Throughout the day, the fallout of Don’s actions impact SCDP in unexpected ways. Where calls weren’t being returned in the wake of Lucky Srike, now everyone wants to talk to/about SCDP. Don has created buzz. He’s hijacked reality by spinning the Lucky Strike decision as one of conscience, not business as usual.
Another unintended consequence is the resigning of the SCDP account by Geoffrey Atherton – Dr. Faye’s employer. Don expects anger from Faye, but instead, she seems to hold him in even higher esteem, wanting to take their relationship out in the open, now that professionalism isn’t an issue.
Earlier in the episode, when Don and Faye meet, we see Megan through the glass of the board room – a perfect triangle. When Faye shows up to tell Don of her company’s decision, there’s this icy vibe coming from Faye, as if she knows what has happened (and how could she not, unless her olfactory senses weren’t functioning the night Don found her on his doorstep after his tryst with Megan?). The final touch is when they finalize dinner plans and Faye tells Don to “have your girl make the reservations.” Don seems clueless, but we know that she knows.
The one person whom Don seeks out for feedback is Peggy, of course. We hope he’s learned his lesson and gives her credit for sparking the idea…. Yeah, right. When he asks what she thinks, she withholds her praise by throwing another of his philosophies back in his face – “I thought you didn’t go in for those shenanigans?”
As a way out of the SCDP mess is just beginning to come hazily into view, Betty sees a way out of her Dr. Edna problem. She catches Sally with Glen and completely overreacts, accusing Sally in thought, if not actual words, of doing inappropriate things with Glen. And with Glen’s track record, you almost sympathize with her, except that she overplays her hand.
When Henry shows up unexpectedly early for dinner, Betty plays her card, telling Henry – in Sally’s presence – that it was a bad day, that the neighborhood is going downhill, and that they should move. This news brightens Henry, but sends Sally running off to her room, where she clutches the keepsake left by Glen on the night of his vandalism.
Betty’s victory is that she has proof that Sally isn’t “cured,” that she still needs her twice a week visit, and thus Betty’s, to the doctor to get fixed. Sally knows her Mom is blowing smoke, but will Dr. Edna?
Finally, we have the partners, reassembled with Joan for a regular board meeting. They’ve agreed who will be fired, and the list has been divided among them for notifications and severance.
In the midst of this glum news comes word of a call from the aforementioned American Cancer Society, who wants to talk about a possible campaign. Pete is unimpressed, as it means free work. But the others see it as prestige and access to the Society’s influential board. It’s a ray of hope. A toe-hold. Something.
As the meeting breaks-up, Pete calls Lane to him.
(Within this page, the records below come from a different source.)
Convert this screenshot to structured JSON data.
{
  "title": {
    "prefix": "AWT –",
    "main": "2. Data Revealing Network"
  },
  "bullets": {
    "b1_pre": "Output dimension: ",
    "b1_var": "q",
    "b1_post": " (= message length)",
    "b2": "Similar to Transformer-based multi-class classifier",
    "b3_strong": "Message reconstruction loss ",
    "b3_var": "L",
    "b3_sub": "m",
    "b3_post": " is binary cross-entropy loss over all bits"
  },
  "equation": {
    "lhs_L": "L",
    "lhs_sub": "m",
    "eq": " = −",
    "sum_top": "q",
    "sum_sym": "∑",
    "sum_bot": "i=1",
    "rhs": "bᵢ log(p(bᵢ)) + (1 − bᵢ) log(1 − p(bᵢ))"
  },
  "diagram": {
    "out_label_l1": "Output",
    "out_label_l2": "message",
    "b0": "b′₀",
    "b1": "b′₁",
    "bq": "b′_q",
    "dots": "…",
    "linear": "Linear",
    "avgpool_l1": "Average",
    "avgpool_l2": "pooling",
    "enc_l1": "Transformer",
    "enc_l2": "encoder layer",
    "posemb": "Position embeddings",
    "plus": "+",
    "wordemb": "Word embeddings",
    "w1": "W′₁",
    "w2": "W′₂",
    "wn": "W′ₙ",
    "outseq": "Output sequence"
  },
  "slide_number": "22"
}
As Roger leaves, he gets the last laugh – “Well, I’ve got to go and learn a bunch of peoples’ names before I fire them.” When he’s gone, Pete confesses to Lane that he cannot come up with the $50K. Lane is confused. “Don paid your share,” he tells Pete.
Stunned, Pete steps into the hallway, to see Don leading Danny Siegel into his office. They share a glance. Don nods. Pete raises his glass in solidarity, then moves on.
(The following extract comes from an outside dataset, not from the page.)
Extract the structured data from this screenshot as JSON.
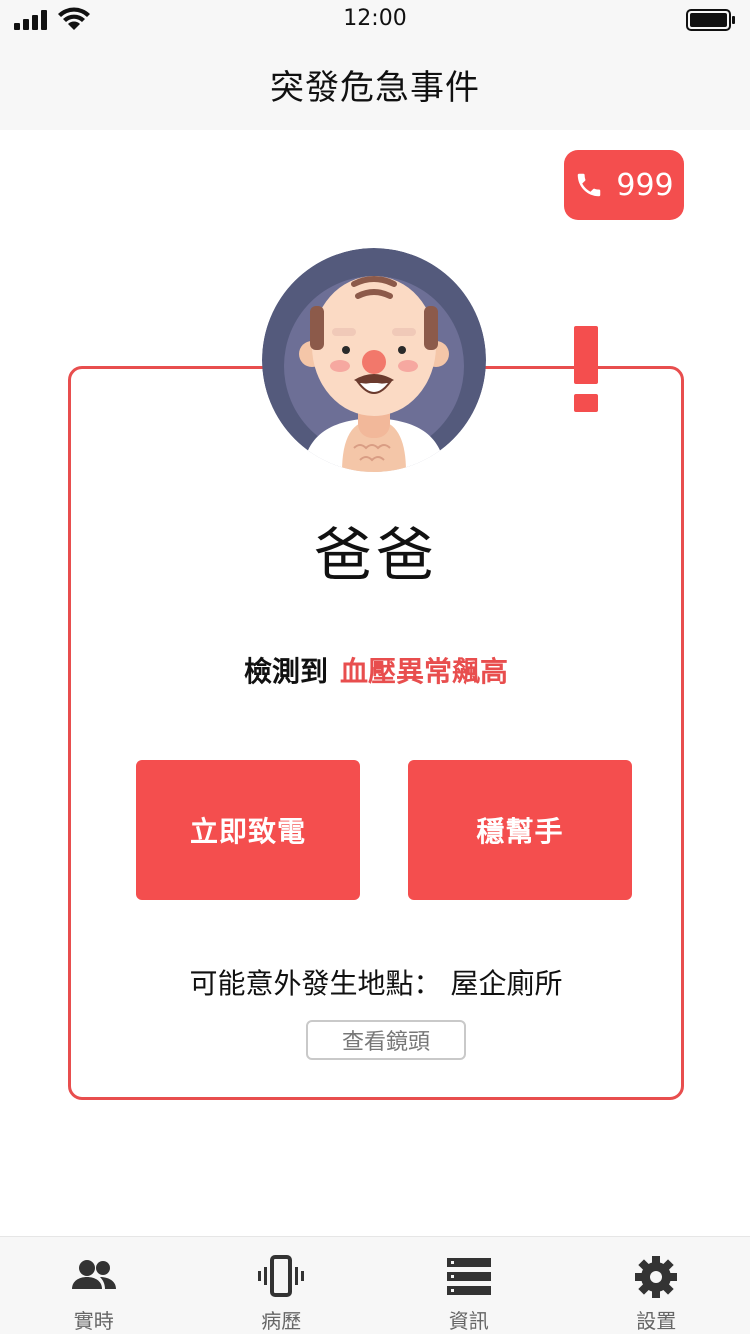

A moment later, Don emerges with a composed and professional Danny. They shake and Danny leaves. Don pauses before calling the next victim. He looks around at the carnage. Women sobbing and consoling one another. Men sagging under the weight of their boxed possessions and stalled-out hopes. It’s a very bad day at SCDP.
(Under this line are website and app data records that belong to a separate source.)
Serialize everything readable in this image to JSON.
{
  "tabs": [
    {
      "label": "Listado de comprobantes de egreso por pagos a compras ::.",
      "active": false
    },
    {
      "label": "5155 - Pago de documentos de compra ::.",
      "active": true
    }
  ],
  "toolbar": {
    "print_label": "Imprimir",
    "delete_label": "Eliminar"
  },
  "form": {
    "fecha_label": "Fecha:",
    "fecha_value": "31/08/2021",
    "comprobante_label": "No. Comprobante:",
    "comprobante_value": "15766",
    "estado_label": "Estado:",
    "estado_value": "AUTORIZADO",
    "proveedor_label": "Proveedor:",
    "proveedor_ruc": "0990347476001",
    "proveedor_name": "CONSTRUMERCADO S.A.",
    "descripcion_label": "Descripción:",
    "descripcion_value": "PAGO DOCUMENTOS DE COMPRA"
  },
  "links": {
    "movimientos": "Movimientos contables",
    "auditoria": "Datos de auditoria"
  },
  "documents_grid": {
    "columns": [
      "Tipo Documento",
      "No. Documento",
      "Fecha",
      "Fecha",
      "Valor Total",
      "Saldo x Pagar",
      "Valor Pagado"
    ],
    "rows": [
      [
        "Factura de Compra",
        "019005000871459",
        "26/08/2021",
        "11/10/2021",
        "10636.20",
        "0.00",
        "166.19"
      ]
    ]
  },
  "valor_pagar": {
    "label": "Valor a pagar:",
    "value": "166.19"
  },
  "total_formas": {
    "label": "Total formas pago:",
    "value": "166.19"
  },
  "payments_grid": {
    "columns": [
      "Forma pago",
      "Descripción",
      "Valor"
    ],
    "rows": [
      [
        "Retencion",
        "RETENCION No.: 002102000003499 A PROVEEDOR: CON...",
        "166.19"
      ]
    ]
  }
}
But they’re alive – still drawing breath, still blowing smoke.